The jury is out (for me) on the A77 until it's supported in Aperture, but I'm pretty sure that the colour is like the A900, and the files look pretty okay to me so far.
Hope the family is all well - nice to hear from you - hugs all round
Just this guy you know
Have you ever tried profiling? I know you are an Aperture user and I'm using LR but I would guess the procedures are similar. In LR, you have a choice of Adobe supplied profiles usually designed to mimic the built in profiles from Nikon (standard, neutral, landscape etc) but you can make your own custom ones as well. Shoot a colour checker passport under whatever light you like, feed that into the profile software and it should build you a natural colour balance. If you don't like it, you can correct. Think there is too much yellow? Dial it down in the profile. From that point on all your shots will be less yellow. This is completely different from fiddling the colours after the fact. My SD14 was an absolute nightmare colour-wise in LR but after I made a number of DNG profiles under different lighting, the colour is now beautiful and entirely too my taste. Gone completely is the green-yellow cast that overlayed everything. I have a nice kodachrome profile too ;-)
I spent weeks and weeks on it - with profiles, in Lightroom, in Aperture, in Capture 1 - If I made one which was roughly right in evening light (I never managed to get anything which would work in rapidly changing light) then it was wrong in mid day light - making one for daylight made evening light seem yellower still.
Using a colour checker under neutral lighting was fine - but it didn't solve the problems with dawn and evening light when you don't want everything returned to a standard grey (you want to see the characteristics of the light - not corrected colours).
It's all water under the bridge - it may be my fault, but I simply don't wish to go there again.
are all fine straight from the camera (as far as colour is concerned) - the Nikon ones simply weren't (as far as I'm concerned).
Just this guy you know
and why I left Nikon (then DX) for full-frame Canons with Zeiss/Leica glass, then back again to Nikon when they developed their FX bodies, and then away from Nikon again—now completely happy with the A850 body I use now.
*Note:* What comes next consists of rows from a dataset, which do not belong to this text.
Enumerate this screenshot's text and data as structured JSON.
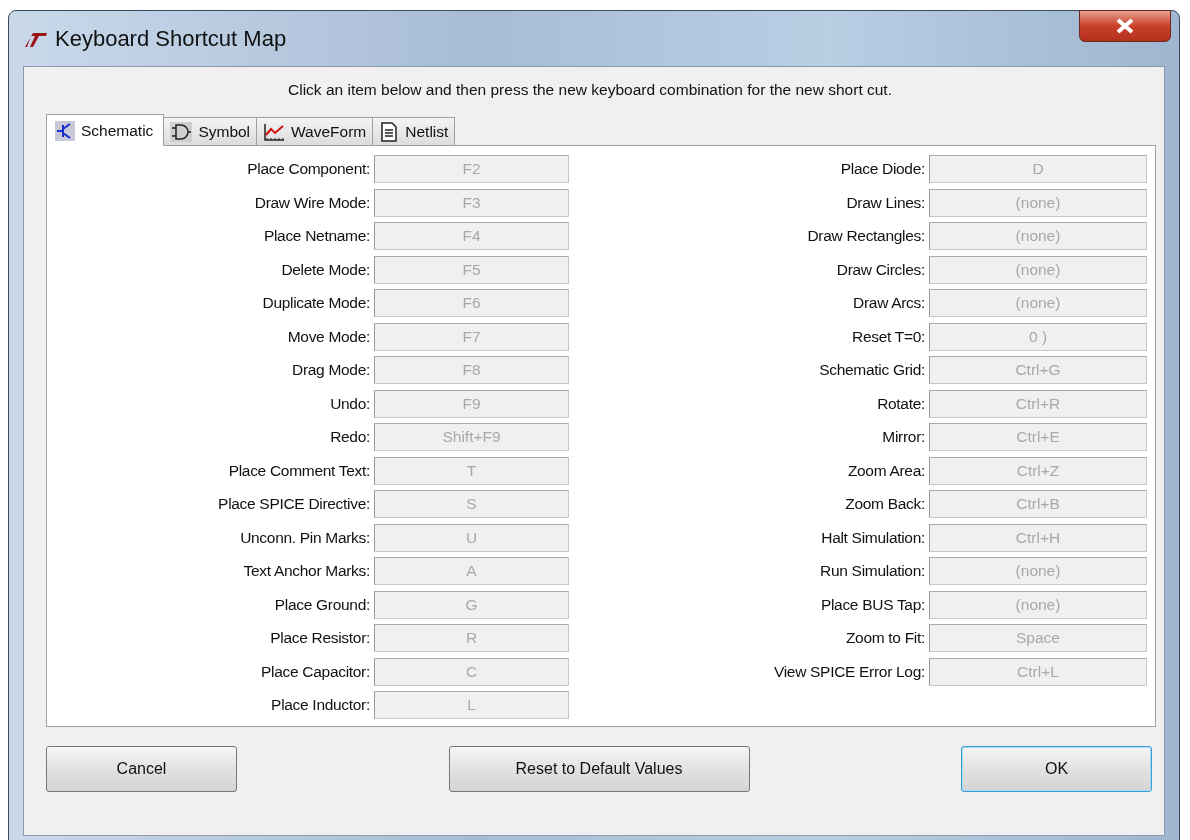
{
  "window": {
    "title": "Keyboard Shortcut Map"
  },
  "instruction": "Click an item below and then press the new keyboard combination for the new short cut.",
  "tabs": [
    {
      "label": "Schematic",
      "kind": "schematic",
      "selected": true
    },
    {
      "label": "Symbol",
      "kind": "symbol",
      "selected": false
    },
    {
      "label": "WaveForm",
      "kind": "waveform",
      "selected": false
    },
    {
      "label": "Netlist",
      "kind": "netlist",
      "selected": false
    }
  ],
  "columns": [
    {
      "rows": [
        {
          "label": "Place Component:",
          "value": "F2"
        },
        {
          "label": "Draw Wire Mode:",
          "value": "F3"
        },
        {
          "label": "Place Netname:",
          "value": "F4"
        },
        {
          "label": "Delete Mode:",
          "value": "F5"
        },
        {
          "label": "Duplicate Mode:",
          "value": "F6"
        },
        {
          "label": "Move Mode:",
          "value": "F7"
        },
        {
          "label": "Drag Mode:",
          "value": "F8"
        },
        {
          "label": "Undo:",
          "value": "F9"
        },
        {
          "label": "Redo:",
          "value": "Shift+F9"
        },
        {
          "label": "Place Comment Text:",
          "value": "T"
        },
        {
          "label": "Place SPICE Directive:",
          "value": "S"
        },
        {
          "label": "Unconn. Pin Marks:",
          "value": "U"
        },
        {
          "label": "Text Anchor Marks:",
          "value": "A"
        },
        {
          "label": "Place Ground:",
          "value": "G"
        },
        {
          "label": "Place Resistor:",
          "value": "R"
        },
        {
          "label": "Place Capacitor:",
          "value": "C"
        },
        {
          "label": "Place Inductor:",
          "value": "L"
        }
      ]
    },
    {
      "rows": [
        {
          "label": "Place Diode:",
          "value": "D"
        },
        {
          "label": "Draw Lines:",
          "value": "(none)"
        },
        {
          "label": "Draw Rectangles:",
          "value": "(none)"
        },
        {
          "label": "Draw Circles:",
          "value": "(none)"
        },
        {
          "label": "Draw Arcs:",
          "value": "(none)"
        },
        {
          "label": "Reset T=0:",
          "value": "0 )"
        },
        {
          "label": "Schematic Grid:",
          "value": "Ctrl+G"
        },
        {
          "label": "Rotate:",
          "value": "Ctrl+R"
        },
        {
          "label": "Mirror:",
          "value": "Ctrl+E"
        },
        {
          "label": "Zoom Area:",
          "value": "Ctrl+Z"
        },
        {
          "label": "Zoom Back:",
          "value": "Ctrl+B"
        },
        {
          "label": "Halt Simulation:",
          "value": "Ctrl+H"
        },
        {
          "label": "Run Simulation:",
          "value": "(none)"
        },
        {
          "label": "Place BUS Tap:",
          "value": "(none)"
        },
        {
          "label": "Zoom to Fit:",
          "value": "Space"
        },
        {
          "label": "View SPICE Error Log:",
          "value": "Ctrl+L"
        }
      ]
    }
  ],
  "buttons": [
    {
      "label": "Cancel",
      "kind": "normal"
    },
    {
      "label": "Reset to Default Values",
      "kind": "normal"
    },
    {
      "label": "OK",
      "kind": "default"
    }
  ]
}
I shoot for some very demanding customers (think John Deere's green) and I do no colour correction to the raw files.I still get a buzz of pleasure each time I look at an A900 file - the colour seems 'just so' and the general feel is splendid
I never was a fan of Sony colour in pro video days (and I use Panasonic cameras now for video) but IMHO they hit the mark perfectly with the A900/A850 sensor.
Color from cameras is not neutral. Each camera/manufacturer will have different palettes which are both a product of the hardware and the CM of the manufacturer. I find Sony/Minolta color very yellow/warm. I prefer the colors out of Olympus m4/3 and Pentax over Nikon. I skipped Panasonic m4/3 over Olympus because of they way they rendered sky--the only Purple Hazy I enjoy is provided by Jimi Hendrix. Simply trying to change color balance won't be enough to make one into another. And as we say in Maine, "you can't get there from here."